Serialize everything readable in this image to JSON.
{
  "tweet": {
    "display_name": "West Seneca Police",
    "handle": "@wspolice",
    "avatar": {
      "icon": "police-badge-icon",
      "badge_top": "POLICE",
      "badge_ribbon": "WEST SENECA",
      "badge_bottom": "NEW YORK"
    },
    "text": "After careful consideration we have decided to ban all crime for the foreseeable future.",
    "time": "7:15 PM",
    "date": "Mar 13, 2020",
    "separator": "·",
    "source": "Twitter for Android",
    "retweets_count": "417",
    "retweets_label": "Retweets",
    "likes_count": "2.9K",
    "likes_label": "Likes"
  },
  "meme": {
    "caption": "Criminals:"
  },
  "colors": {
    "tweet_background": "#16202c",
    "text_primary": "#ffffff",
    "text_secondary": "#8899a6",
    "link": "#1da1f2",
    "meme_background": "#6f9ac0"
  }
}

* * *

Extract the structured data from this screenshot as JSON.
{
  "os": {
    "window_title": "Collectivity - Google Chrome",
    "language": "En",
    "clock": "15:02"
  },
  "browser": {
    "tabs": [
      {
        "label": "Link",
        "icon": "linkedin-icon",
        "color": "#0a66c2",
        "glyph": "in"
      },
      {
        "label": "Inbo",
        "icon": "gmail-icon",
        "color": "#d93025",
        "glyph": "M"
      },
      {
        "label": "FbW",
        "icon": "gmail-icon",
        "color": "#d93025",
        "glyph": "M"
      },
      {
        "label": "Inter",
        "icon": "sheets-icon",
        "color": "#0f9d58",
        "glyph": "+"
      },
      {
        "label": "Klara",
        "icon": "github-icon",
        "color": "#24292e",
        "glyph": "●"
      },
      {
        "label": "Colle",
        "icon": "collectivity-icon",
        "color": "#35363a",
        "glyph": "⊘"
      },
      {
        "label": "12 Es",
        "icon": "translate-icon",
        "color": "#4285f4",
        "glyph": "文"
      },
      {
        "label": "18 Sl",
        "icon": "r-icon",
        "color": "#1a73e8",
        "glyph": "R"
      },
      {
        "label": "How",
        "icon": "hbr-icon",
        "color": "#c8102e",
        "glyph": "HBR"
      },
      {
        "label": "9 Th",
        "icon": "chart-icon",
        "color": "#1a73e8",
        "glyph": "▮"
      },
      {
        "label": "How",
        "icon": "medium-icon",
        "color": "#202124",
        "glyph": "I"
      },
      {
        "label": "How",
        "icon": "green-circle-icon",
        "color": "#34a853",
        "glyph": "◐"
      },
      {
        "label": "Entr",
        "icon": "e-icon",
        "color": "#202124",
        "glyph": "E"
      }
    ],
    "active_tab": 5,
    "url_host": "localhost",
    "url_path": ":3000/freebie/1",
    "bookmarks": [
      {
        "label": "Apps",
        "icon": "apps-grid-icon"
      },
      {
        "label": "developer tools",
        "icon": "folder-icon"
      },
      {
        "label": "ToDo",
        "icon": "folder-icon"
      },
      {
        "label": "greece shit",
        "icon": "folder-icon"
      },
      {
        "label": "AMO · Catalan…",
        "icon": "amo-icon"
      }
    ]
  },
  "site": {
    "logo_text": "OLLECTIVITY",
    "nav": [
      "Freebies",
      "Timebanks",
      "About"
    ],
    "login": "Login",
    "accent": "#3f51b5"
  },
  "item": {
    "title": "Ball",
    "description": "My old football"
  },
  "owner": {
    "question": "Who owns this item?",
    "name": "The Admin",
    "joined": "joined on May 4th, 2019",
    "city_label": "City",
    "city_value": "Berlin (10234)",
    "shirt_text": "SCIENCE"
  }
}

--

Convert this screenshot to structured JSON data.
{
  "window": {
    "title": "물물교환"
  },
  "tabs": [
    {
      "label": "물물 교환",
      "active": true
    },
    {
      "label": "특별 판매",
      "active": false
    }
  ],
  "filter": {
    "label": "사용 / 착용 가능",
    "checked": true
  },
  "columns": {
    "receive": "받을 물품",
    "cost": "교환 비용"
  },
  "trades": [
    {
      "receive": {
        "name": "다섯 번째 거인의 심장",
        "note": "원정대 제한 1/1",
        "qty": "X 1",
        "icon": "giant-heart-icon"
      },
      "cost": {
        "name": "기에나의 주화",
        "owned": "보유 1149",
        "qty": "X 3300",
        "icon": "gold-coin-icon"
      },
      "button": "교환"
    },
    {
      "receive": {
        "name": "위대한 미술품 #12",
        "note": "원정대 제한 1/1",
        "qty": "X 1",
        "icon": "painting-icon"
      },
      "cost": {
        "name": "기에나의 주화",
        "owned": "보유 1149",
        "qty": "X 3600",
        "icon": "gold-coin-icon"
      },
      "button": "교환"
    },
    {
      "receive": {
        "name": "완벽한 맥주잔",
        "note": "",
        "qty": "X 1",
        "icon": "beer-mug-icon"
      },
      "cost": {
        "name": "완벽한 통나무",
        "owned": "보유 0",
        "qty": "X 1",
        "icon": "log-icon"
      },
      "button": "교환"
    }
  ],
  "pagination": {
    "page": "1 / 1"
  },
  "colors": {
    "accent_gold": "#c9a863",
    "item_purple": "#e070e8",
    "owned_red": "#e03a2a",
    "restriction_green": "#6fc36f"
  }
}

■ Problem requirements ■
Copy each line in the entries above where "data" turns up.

■ Written answer ■
Extract the structured data from this screenshot as JSON.
Convert this screenshot to structured JSON data.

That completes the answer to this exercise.